Prompt ::
Your answer should be the full set of entries, given again without alteration.

Given data ::
********

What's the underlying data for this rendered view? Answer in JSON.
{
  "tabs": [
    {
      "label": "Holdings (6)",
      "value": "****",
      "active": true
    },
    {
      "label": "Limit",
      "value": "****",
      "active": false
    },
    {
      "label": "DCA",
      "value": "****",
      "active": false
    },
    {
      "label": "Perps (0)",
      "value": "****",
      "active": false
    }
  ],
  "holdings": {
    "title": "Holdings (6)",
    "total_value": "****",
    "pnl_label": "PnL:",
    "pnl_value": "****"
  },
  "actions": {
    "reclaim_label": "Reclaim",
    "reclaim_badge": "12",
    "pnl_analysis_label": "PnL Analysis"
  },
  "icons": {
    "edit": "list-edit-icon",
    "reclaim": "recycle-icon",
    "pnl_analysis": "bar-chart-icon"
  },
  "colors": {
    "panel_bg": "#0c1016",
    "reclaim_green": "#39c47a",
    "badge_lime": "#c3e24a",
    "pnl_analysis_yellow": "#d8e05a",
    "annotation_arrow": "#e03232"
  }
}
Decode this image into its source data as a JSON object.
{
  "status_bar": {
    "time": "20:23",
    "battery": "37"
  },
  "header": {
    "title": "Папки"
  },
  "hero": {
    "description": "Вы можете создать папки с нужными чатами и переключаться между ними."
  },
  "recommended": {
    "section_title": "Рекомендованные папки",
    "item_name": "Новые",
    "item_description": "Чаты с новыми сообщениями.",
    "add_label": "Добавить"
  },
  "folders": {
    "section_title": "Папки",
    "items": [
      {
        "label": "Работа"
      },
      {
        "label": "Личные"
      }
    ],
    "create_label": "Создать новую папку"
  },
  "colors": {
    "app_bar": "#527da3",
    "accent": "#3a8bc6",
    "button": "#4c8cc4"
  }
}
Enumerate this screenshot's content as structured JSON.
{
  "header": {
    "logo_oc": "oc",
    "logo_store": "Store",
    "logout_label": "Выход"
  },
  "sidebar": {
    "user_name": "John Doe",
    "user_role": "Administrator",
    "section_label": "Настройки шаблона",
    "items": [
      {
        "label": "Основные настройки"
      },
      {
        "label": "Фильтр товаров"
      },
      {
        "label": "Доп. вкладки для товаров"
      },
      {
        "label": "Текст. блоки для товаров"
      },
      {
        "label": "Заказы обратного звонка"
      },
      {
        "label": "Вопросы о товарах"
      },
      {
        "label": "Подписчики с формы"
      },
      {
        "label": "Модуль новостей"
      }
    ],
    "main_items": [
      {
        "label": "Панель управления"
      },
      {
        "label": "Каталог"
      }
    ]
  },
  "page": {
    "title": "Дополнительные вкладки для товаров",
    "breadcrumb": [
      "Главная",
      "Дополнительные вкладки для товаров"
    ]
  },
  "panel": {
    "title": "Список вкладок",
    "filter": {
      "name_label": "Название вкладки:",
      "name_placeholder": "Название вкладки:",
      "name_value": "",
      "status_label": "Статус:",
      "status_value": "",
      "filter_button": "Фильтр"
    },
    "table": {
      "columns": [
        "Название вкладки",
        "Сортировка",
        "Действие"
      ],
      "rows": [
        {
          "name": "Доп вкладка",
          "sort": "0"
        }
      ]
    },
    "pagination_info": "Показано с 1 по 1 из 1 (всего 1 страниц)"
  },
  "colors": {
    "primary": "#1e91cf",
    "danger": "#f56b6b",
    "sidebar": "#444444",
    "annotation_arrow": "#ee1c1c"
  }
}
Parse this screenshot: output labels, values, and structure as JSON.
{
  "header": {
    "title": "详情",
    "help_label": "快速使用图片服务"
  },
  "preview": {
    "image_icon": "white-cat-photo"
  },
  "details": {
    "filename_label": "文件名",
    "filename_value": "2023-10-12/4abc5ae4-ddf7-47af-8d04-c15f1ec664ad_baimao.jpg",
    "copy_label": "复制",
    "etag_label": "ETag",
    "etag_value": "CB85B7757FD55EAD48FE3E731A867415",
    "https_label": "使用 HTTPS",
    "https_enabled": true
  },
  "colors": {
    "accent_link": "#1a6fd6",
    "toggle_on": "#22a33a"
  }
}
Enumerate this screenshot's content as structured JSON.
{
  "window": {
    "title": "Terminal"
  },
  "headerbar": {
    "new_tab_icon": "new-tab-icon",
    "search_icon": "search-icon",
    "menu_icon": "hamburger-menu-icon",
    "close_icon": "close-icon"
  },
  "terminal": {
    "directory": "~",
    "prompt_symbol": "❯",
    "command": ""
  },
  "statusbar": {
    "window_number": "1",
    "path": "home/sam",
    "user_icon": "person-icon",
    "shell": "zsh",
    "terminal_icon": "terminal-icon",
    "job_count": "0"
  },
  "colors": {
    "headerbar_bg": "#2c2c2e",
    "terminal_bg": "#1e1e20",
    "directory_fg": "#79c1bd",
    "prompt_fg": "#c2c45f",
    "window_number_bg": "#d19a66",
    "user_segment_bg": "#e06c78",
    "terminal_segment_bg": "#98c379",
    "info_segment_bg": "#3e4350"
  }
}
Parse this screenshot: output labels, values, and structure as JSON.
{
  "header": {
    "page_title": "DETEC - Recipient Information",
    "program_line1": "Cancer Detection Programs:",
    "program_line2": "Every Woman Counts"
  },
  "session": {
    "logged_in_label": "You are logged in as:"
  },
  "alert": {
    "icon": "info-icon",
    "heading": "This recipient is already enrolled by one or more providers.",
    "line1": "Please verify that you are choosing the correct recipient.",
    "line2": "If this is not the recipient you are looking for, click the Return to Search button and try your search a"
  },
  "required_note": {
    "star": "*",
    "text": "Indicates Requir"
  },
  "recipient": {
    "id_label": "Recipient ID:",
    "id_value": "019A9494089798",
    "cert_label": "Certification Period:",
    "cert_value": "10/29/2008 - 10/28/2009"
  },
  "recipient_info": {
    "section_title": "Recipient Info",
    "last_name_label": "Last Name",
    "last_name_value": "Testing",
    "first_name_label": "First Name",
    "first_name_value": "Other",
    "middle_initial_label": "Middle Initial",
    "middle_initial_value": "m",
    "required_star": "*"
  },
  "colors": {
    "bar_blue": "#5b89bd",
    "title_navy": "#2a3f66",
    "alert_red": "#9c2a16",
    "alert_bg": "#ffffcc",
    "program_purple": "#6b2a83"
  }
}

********

Output for this exercise ::
What's the underlying data for this rendered view? Answer in JSON.
{
  "tabs": [
    {
      "label": "Holdings (6)",
      "value": "****",
      "active": true
    },
    {
      "label": "Limit",
      "value": "****",
      "active": false
    },
    {
      "label": "DCA",
      "value": "****",
      "active": false
    },
    {
      "label": "Perps (0)",
      "value": "****",
      "active": false
    }
  ],
  "holdings": {
    "title": "Holdings (6)",
    "total_value": "****",
    "pnl_label": "PnL:",
    "pnl_value": "****"
  },
  "actions": {
    "reclaim_label": "Reclaim",
    "reclaim_badge": "12",
    "pnl_analysis_label": "PnL Analysis"
  },
  "icons": {
    "edit": "list-edit-icon",
    "reclaim": "recycle-icon",
    "pnl_analysis": "bar-chart-icon"
  },
  "colors": {
    "panel_bg": "#0c1016",
    "reclaim_green": "#39c47a",
    "badge_lime": "#c3e24a",
    "pnl_analysis_yellow": "#d8e05a",
    "annotation_arrow": "#e03232"
  }
}
Decode this image into its source data as a JSON object.
{
  "status_bar": {
    "time": "20:23",
    "battery": "37"
  },
  "header": {
    "title": "Папки"
  },
  "hero": {
    "description": "Вы можете создать папки с нужными чатами и переключаться между ними."
  },
  "recommended": {
    "section_title": "Рекомендованные папки",
    "item_name": "Новые",
    "item_description": "Чаты с новыми сообщениями.",
    "add_label": "Добавить"
  },
  "folders": {
    "section_title": "Папки",
    "items": [
      {
        "label": "Работа"
      },
      {
        "label": "Личные"
      }
    ],
    "create_label": "Создать новую папку"
  },
  "colors": {
    "app_bar": "#527da3",
    "accent": "#3a8bc6",
    "button": "#4c8cc4"
  }
}
Enumerate this screenshot's content as structured JSON.
{
  "header": {
    "logo_oc": "oc",
    "logo_store": "Store",
    "logout_label": "Выход"
  },
  "sidebar": {
    "user_name": "John Doe",
    "user_role": "Administrator",
    "section_label": "Настройки шаблона",
    "items": [
      {
        "label": "Основные настройки"
      },
      {
        "label": "Фильтр товаров"
      },
      {
        "label": "Доп. вкладки для товаров"
      },
      {
        "label": "Текст. блоки для товаров"
      },
      {
        "label": "Заказы обратного звонка"
      },
      {
        "label": "Вопросы о товарах"
      },
      {
        "label": "Подписчики с формы"
      },
      {
        "label": "Модуль новостей"
      }
    ],
    "main_items": [
      {
        "label": "Панель управления"
      },
      {
        "label": "Каталог"
      }
    ]
  },
  "page": {
    "title": "Дополнительные вкладки для товаров",
    "breadcrumb": [
      "Главная",
      "Дополнительные вкладки для товаров"
    ]
  },
  "panel": {
    "title": "Список вкладок",
    "filter": {
      "name_label": "Название вкладки:",
      "name_placeholder": "Название вкладки:",
      "name_value": "",
      "status_label": "Статус:",
      "status_value": "",
      "filter_button": "Фильтр"
    },
    "table": {
      "columns": [
        "Название вкладки",
        "Сортировка",
        "Действие"
      ],
      "rows": [
        {
          "name": "Доп вкладка",
          "sort": "0"
        }
      ]
    },
    "pagination_info": "Показано с 1 по 1 из 1 (всего 1 страниц)"
  },
  "colors": {
    "primary": "#1e91cf",
    "danger": "#f56b6b",
    "sidebar": "#444444",
    "annotation_arrow": "#ee1c1c"
  }
}
Parse this screenshot: output labels, values, and structure as JSON.
{
  "header": {
    "title": "详情",
    "help_label": "快速使用图片服务"
  },
  "preview": {
    "image_icon": "white-cat-photo"
  },
  "details": {
    "filename_label": "文件名",
    "filename_value": "2023-10-12/4abc5ae4-ddf7-47af-8d04-c15f1ec664ad_baimao.jpg",
    "copy_label": "复制",
    "etag_label": "ETag",
    "etag_value": "CB85B7757FD55EAD48FE3E731A867415",
    "https_label": "使用 HTTPS",
    "https_enabled": true
  },
  "colors": {
    "accent_link": "#1a6fd6",
    "toggle_on": "#22a33a"
  }
}
Enumerate this screenshot's content as structured JSON.
{
  "window": {
    "title": "Terminal"
  },
  "headerbar": {
    "new_tab_icon": "new-tab-icon",
    "search_icon": "search-icon",
    "menu_icon": "hamburger-menu-icon",
    "close_icon": "close-icon"
  },
  "terminal": {
    "directory": "~",
    "prompt_symbol": "❯",
    "command": ""
  },
  "statusbar": {
    "window_number": "1",
    "path": "home/sam",
    "user_icon": "person-icon",
    "shell": "zsh",
    "terminal_icon": "terminal-icon",
    "job_count": "0"
  },
  "colors": {
    "headerbar_bg": "#2c2c2e",
    "terminal_bg": "#1e1e20",
    "directory_fg": "#79c1bd",
    "prompt_fg": "#c2c45f",
    "window_number_bg": "#d19a66",
    "user_segment_bg": "#e06c78",
    "terminal_segment_bg": "#98c379",
    "info_segment_bg": "#3e4350"
  }
}
Parse this screenshot: output labels, values, and structure as JSON.
{
  "header": {
    "page_title": "DETEC - Recipient Information",
    "program_line1": "Cancer Detection Programs:",
    "program_line2": "Every Woman Counts"
  },
  "session": {
    "logged_in_label": "You are logged in as:"
  },
  "alert": {
    "icon": "info-icon",
    "heading": "This recipient is already enrolled by one or more providers.",
    "line1": "Please verify that you are choosing the correct recipient.",
    "line2": "If this is not the recipient you are looking for, click the Return to Search button and try your search a"
  },
  "required_note": {
    "star": "*",
    "text": "Indicates Requir"
  },
  "recipient": {
    "id_label": "Recipient ID:",
    "id_value": "019A9494089798",
    "cert_label": "Certification Period:",
    "cert_value": "10/29/2008 - 10/28/2009"
  },
  "recipient_info": {
    "section_title": "Recipient Info",
    "last_name_label": "Last Name",
    "last_name_value": "Testing",
    "first_name_label": "First Name",
    "first_name_value": "Other",
    "middle_initial_label": "Middle Initial",
    "middle_initial_value": "m",
    "required_star": "*"
  },
  "colors": {
    "bar_blue": "#5b89bd",
    "title_navy": "#2a3f66",
    "alert_red": "#9c2a16",
    "alert_bg": "#ffffcc",
    "program_purple": "#6b2a83"
  }
}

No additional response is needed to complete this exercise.